Telling people about the benefits of the program is one of the best ways to raise money to support it.
By HAROLD GWIN
VINDICATOR SHARON BUREAU
HERMITAGE, Pa. -- A top fund-raiser for Canine Companions for Independence had some advice for members of the newly formed Penn-Ohio Chapter of the organization.
Educate the public about the program and what it does and that will help in fund-raising efforts, said Robert L. Henning, national charitable gift planning officer for the organization.
A group of about 20 volunteers agreed last month to form a local chapter, which will fall under the wing of the North Central Region of Canine Companions in Delaware, Ohio.
Henning, who works out of Santa Rosa, Calif., was touring the region recently and took time to meet with and offer advice to representatives of the local chapter.
Raising funds: There are a variety of ways to raise money to support the organization, he said.
There are always events like bingo, raffles or bowling tournaments, but those aren't always the most efficient way to bring in funds, Henning said.
Getting supporters to make Canine Companions a beneficiary in their wills, life insurance policies or even retirement plans can be an effective fund-raising device for the long term, he said, noting that is his area of expertise.
Personal solicitation for financial support is always a good way to raise money on a short-term basis, he said.
Getting people to volunteer their time and services is one method of educating the public, Henning said, noting he first learned of the organization seven years ago when he saw it mentioned in the Wall Street Journal.
Canine Companions really runs on the backs of its volunteers, from those who offer to raise puppies to those who help raise funds. There are 120 paid staff nationwide but more than 3,000 registered volunteers, he said.
"If you want to make a difference in someone's life, 365 days a year, this is the way to do it," he said.
Helping people: People think it's a dog organization but the dogs are only a tool to help people.
"We're really a human service organization," he said.
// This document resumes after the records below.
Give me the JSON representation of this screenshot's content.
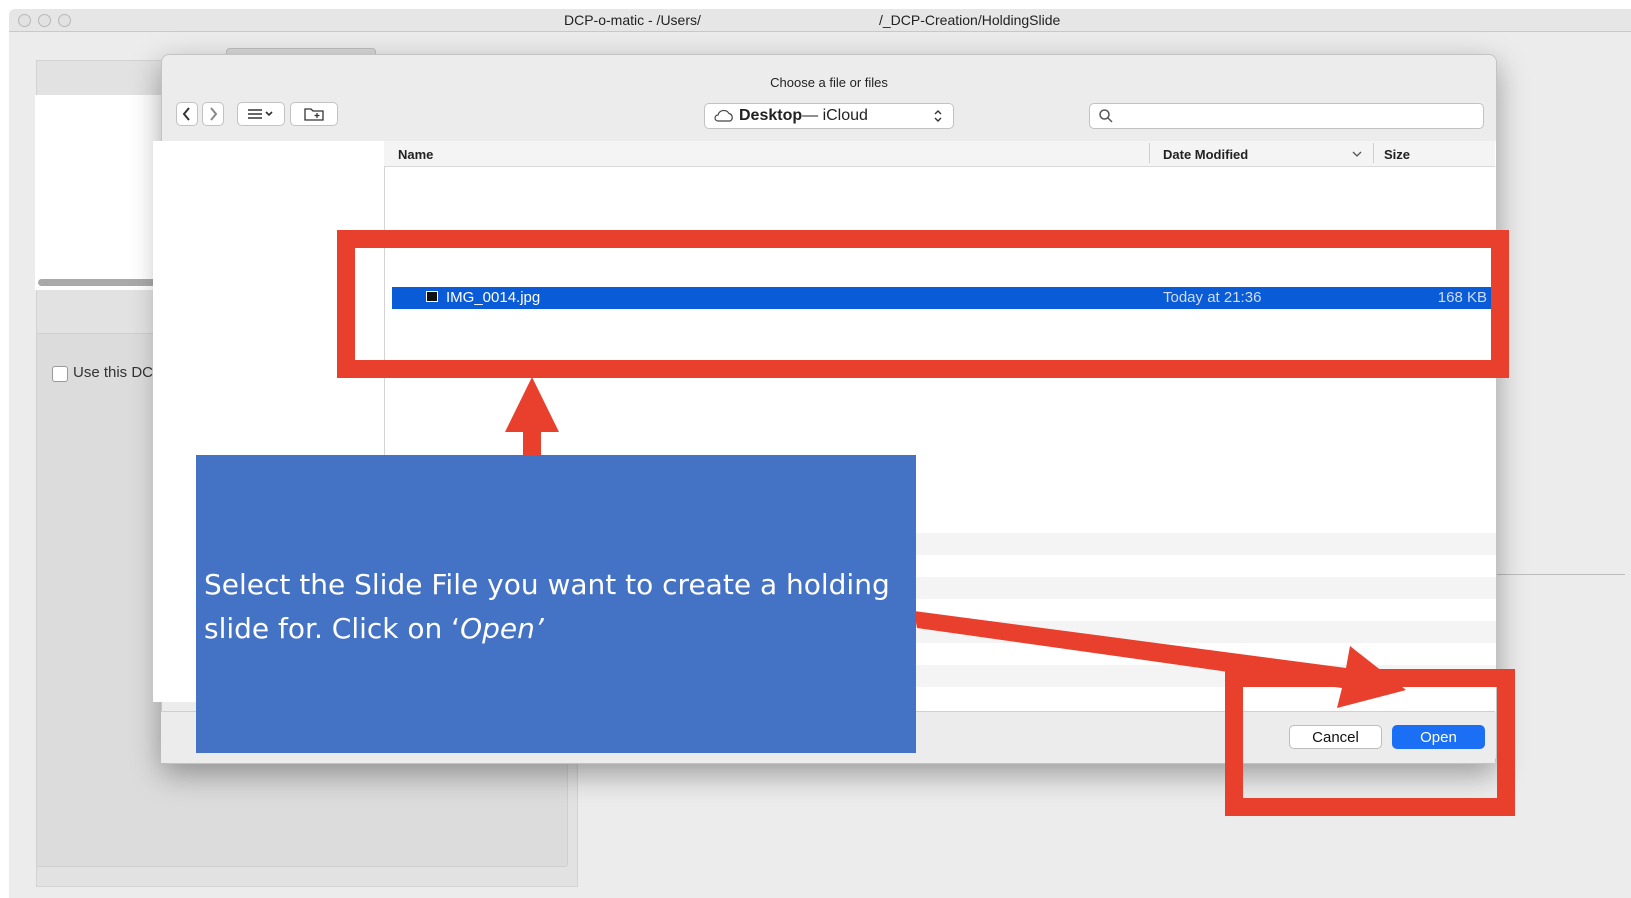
{
  "app": {
    "title_left": "DCP-o-matic - /Users/",
    "title_right": "/_DCP-Creation/HoldingSlide",
    "background": {
      "checkbox_label": "Use this DC"
    }
  },
  "dialog": {
    "title": "Choose a file or files",
    "toolbar": {
      "back_icon": "chevron-left-icon",
      "forward_icon": "chevron-right-icon",
      "view_icon": "list-view-icon",
      "new_folder_icon": "new-folder-icon"
    },
    "location": {
      "bold": "Desktop",
      "rest": " — iCloud"
    },
    "search": {
      "placeholder": ""
    },
    "columns": {
      "name": "Name",
      "date_modified": "Date Modified",
      "size": "Size"
    },
    "files": [
      {
        "name": "IMG_0014.jpg",
        "date": "Today at 21:36",
        "size": "168 KB",
        "selected": true
      }
    ],
    "buttons": {
      "cancel": "Cancel",
      "open": "Open"
    }
  },
  "annotation": {
    "text_plain": "Select the Slide File you want to create a holding slide for. Click on ‘",
    "text_italic": "Open’",
    "box_color": "#e8402d",
    "callout_color": "#4472c4"
  }
}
The nonprofit organization raises and trains golden and Labrador retrievers and mixes of the two and retains ownership of the dogs but assigns them free of charge to people who are handicapped or hearing-impaired or those who assist such individuals. It costs about $15,000 to raise and train a dog, but the recipients need only pay for their own two-week training period in which they learn to handle the animal. After the recipient is through with the dog, it can be reassigned.
Money that people donate stays in their service region and that's important, said Tom Flynn of Hermitage, one of the organizers of the local chapter.
Flynn is the facilitator for a Canine Companions dog assigned to the John Flynn Funeral Home to assist in bereavement services the funeral home offers.
Close to home: This community is always willing to help but people want to see the results of that help in their own neighborhoods, he said.
Dr. Robert Stein, a Greenville ophthalmologist who is serving as the first president of the Penn-Ohio Chapter, became aware of organization while a medical student and has one of the dogs that couldn't complete the required training.
This program goes beyond the medical care that can restore a person's health, he said.
It can help people with disabilities develop an active, meaningful life by giving them a four-legged assistant who can boost their independence level to the point where they can go to work or college, he said.
XMore information on the program is available on the Internet at www.caninecompanions.org.